ENTRIES SHOWN section start
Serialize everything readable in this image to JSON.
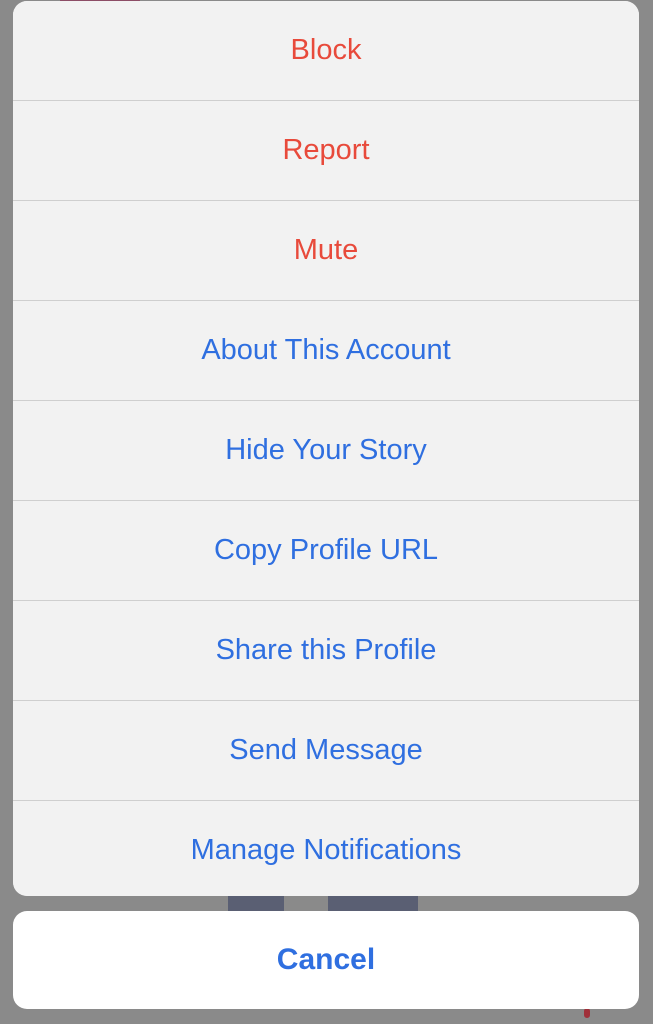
{
  "action_sheet": {
    "items": [
      {
        "label": "Block",
        "style": "destructive"
      },
      {
        "label": "Report",
        "style": "destructive"
      },
      {
        "label": "Mute",
        "style": "destructive"
      },
      {
        "label": "About This Account",
        "style": "default"
      },
      {
        "label": "Hide Your Story",
        "style": "default"
      },
      {
        "label": "Copy Profile URL",
        "style": "default"
      },
      {
        "label": "Share this Profile",
        "style": "default"
      },
      {
        "label": "Send Message",
        "style": "default"
      },
      {
        "label": "Manage Notifications",
        "style": "default"
      }
    ],
    "cancel_label": "Cancel"
  },
  "colors": {
    "destructive": "#e84a3b",
    "default": "#2f6fe0",
    "sheet_background": "#f2f2f2",
    "cancel_background": "#ffffff",
    "dim_overlay": "#8a8a8a"
  }
}
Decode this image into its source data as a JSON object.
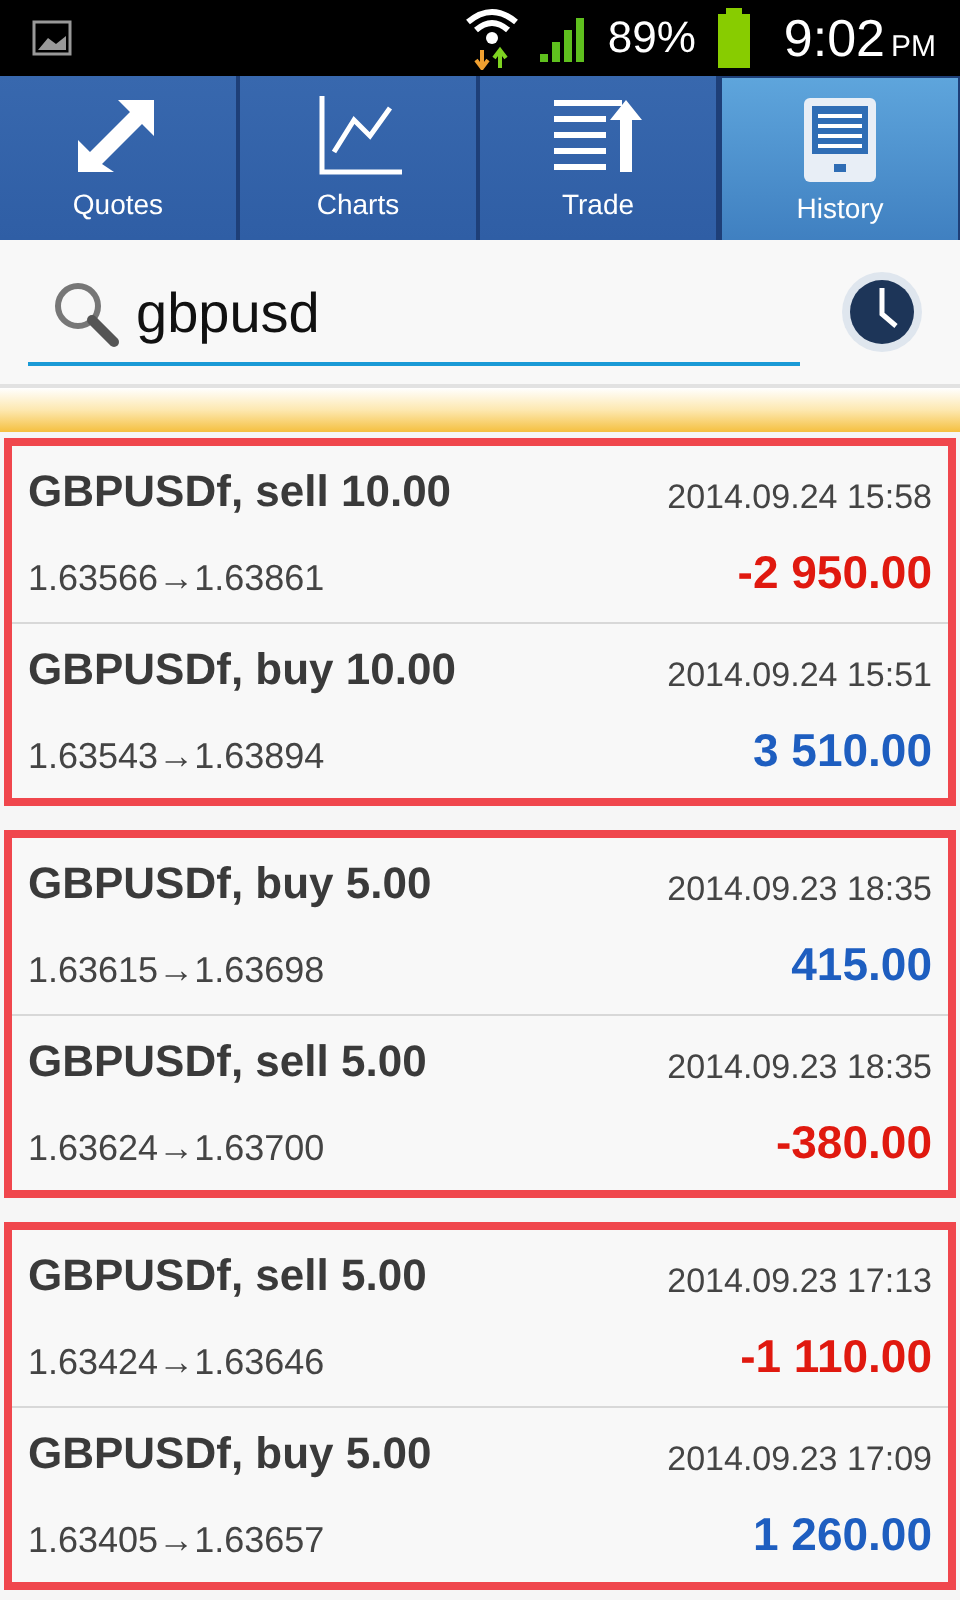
{
  "status_bar": {
    "battery_text": "89%",
    "time": "9:02",
    "ampm": "PM"
  },
  "tabs": [
    {
      "label": "Quotes",
      "kind": "quotes",
      "selected": false
    },
    {
      "label": "Charts",
      "kind": "charts",
      "selected": false
    },
    {
      "label": "Trade",
      "kind": "trade",
      "selected": false
    },
    {
      "label": "History",
      "kind": "history",
      "selected": true
    }
  ],
  "search": {
    "value": "gbpusd"
  },
  "groups": [
    {
      "highlighted": true,
      "trades": [
        {
          "title": "GBPUSDf, sell 10.00",
          "time": "2014.09.24 15:58",
          "prices": "1.63566→1.63861",
          "profit": "-2 950.00",
          "kind": "loss"
        },
        {
          "title": "GBPUSDf, buy 10.00",
          "time": "2014.09.24 15:51",
          "prices": "1.63543→1.63894",
          "profit": "3 510.00",
          "kind": "profit"
        }
      ]
    },
    {
      "highlighted": true,
      "trades": [
        {
          "title": "GBPUSDf, buy 5.00",
          "time": "2014.09.23 18:35",
          "prices": "1.63615→1.63698",
          "profit": "415.00",
          "kind": "profit"
        },
        {
          "title": "GBPUSDf, sell 5.00",
          "time": "2014.09.23 18:35",
          "prices": "1.63624→1.63700",
          "profit": "-380.00",
          "kind": "loss"
        }
      ]
    },
    {
      "highlighted": true,
      "trades": [
        {
          "title": "GBPUSDf, sell 5.00",
          "time": "2014.09.23 17:13",
          "prices": "1.63424→1.63646",
          "profit": "-1 110.00",
          "kind": "loss"
        },
        {
          "title": "GBPUSDf, buy 5.00",
          "time": "2014.09.23 17:09",
          "prices": "1.63405→1.63657",
          "profit": "1 260.00",
          "kind": "profit"
        }
      ]
    }
  ]
}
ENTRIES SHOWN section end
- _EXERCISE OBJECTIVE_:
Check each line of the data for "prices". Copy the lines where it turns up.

- _TASK RESULT_:
          "prices": "1.63566→1.63861",
          "prices": "1.63543→1.63894",
          "prices": "1.63615→1.63698",
          "prices": "1.63624→1.63700",
          "prices": "1.63424→1.63646",
          "prices": "1.63405→1.63657",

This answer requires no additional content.